Garden Development

Worldwide, in first- and third-world countries, the lack of convenient, regular, affordable, and nutritious food is a huge issue. Every donor and volunteer in a position to help NWI knows the story about giving fish vs. teaching people to fish. Could NWI teach Naco residents to garden?    

The residents responded with an overwhelming, enthusiastic, “Si!” Naco schools wanted gardens of their own. Everyone needed everything anyone would need to start a garden: Tools, seeds, soil enrichment, irrigation, and lessons. NWI started writing new grant requests. Soon, school and family gardens bloomed all over the Colosio, Naco’s poorest neighborhood. 

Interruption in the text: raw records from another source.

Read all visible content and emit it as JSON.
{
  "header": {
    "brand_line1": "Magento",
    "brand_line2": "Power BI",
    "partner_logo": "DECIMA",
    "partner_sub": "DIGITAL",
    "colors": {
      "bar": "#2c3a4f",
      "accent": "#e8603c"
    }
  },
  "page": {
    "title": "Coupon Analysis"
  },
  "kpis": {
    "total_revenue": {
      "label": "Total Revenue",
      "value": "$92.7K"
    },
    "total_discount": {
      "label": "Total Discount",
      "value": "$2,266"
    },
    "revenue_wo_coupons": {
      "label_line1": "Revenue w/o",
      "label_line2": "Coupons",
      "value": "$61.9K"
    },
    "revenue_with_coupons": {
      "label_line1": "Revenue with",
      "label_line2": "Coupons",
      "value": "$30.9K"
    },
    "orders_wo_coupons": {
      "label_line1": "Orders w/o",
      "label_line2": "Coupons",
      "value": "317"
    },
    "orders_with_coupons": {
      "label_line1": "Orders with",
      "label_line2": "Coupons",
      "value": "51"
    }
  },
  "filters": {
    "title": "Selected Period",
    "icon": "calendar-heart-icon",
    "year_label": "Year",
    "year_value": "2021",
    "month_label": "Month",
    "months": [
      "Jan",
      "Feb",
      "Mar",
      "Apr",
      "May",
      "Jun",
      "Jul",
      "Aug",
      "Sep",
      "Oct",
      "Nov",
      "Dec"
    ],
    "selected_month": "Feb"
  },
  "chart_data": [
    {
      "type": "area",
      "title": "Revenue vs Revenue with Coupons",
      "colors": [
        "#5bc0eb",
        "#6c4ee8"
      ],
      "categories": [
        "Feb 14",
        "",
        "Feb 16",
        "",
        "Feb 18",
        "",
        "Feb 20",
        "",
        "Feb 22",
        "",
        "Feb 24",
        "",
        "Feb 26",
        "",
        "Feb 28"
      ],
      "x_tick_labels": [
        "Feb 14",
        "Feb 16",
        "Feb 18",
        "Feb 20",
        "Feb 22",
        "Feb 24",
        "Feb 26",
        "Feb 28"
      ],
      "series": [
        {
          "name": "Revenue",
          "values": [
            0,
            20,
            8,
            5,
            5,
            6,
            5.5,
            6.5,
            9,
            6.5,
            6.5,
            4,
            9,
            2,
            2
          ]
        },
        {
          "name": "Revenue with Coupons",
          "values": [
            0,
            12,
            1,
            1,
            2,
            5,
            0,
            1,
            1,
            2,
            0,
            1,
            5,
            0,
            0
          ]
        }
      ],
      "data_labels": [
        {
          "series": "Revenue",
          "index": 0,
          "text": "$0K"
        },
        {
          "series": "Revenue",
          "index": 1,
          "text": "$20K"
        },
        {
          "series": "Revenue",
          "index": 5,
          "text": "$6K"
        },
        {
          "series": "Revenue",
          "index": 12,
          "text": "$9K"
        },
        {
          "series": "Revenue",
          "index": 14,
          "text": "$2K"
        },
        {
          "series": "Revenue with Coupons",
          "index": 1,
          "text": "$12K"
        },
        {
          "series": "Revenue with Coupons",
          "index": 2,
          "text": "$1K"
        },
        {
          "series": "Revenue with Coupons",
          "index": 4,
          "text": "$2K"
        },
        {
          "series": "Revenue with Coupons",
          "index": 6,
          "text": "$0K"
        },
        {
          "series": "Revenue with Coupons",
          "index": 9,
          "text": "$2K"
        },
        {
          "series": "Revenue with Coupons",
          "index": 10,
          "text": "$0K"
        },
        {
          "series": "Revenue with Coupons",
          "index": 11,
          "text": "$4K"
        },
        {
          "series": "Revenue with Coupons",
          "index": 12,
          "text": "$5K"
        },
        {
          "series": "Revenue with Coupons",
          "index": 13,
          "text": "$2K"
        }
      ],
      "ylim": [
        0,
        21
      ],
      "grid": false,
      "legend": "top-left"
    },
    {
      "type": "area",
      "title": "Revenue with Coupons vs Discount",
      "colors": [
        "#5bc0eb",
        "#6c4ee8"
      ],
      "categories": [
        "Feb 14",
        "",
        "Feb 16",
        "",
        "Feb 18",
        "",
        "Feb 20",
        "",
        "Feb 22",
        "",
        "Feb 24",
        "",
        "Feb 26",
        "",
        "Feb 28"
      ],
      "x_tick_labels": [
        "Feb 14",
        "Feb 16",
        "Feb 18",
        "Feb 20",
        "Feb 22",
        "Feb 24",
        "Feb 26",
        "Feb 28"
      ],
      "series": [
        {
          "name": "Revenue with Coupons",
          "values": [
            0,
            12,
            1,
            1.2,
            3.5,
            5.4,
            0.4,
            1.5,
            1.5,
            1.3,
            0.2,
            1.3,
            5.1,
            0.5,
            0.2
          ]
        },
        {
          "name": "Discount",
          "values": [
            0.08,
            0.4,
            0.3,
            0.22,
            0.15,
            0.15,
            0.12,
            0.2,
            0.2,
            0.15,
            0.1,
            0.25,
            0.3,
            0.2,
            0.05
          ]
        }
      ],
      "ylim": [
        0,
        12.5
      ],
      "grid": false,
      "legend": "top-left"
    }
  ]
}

Covid wrecked Naco’s normal food supply. Residents were suddenly hungry and in danger. A community garden was required. It should provide maximum crop production and long-term sustainability, Naco residents, NWI staffers, and the NWI Board of Directors decided.   

The San Jose Organic Community Garden was completed in two years. Halfway through Year One, the first harvest fed hundreds of people. In 2022, the completed garden fed more than 1,200 during harvests. 

Increased production of more nutrient-dense produce will continue to be the primary focus of the garden, as Naco Wellness works to help more and more residents reduce diabetes, cardiovascular, and other diseases

 By employing three-year crop rotation cycles, intensified cover cropping, intercropping, microbial composting, and organic mulching, NWI will continue to make substantial soil improvements.

In the near future, San Jose Garden will increase harvest outputs of vine crops such as tomatoes, cucumbers, beans, and peas by using newly installed 10-foot steel trellises to grow them vertically. 

NWI is committed to encouraging more Naco residents to begin gardening, and to sharing its garden development and wellness efforts with every interested person in Naco and surrounding Mexican communities. 

Green House & Vertical Gardening

In February 2023, thousands of spring seedlings were started in the greenhouse. They are now in the garden. Seeds for the garden’s summer crop will get their start in the greenhouse soon.


Gardening in an arid environment works best when “best practice” water conservation methods are used. Even when NWI’s Home Gardens program started 10 year ago, NWI offered all gardeners the best irrigation technology possible. NWI also teaches home gardeners to construct home rainwater capture systems to conserve this most precious resource.

Soil Health

Soil health is defined as the continued capacity of soil to function as a vital living ecosystem that sustains plants, animals, and humans. It is key to productive agriculture.

Weather Station

The San Jose Organic Community Garden is a field research site for Arizona State University’s Global Resolve Program, studying climate change effects in arid and semiarid ecosystems. To collect data, ASU students installed a high-tech Davis Instrument weather station at the garden.

Worm Farm & Soil Food Web

What is the Soil Food Web? It amounts to taking good care of what’s going on underground – the root system development and all that goes with that – so that what you see above ground is as nutritious as possible.

Garden Development

Harvesting Healthy Lives

Developing our gardens impacts more than our harvest. It impacts the lives around us across both sides of the border. Are you interested in volunteering? Join us today and be a part of building healthy lives.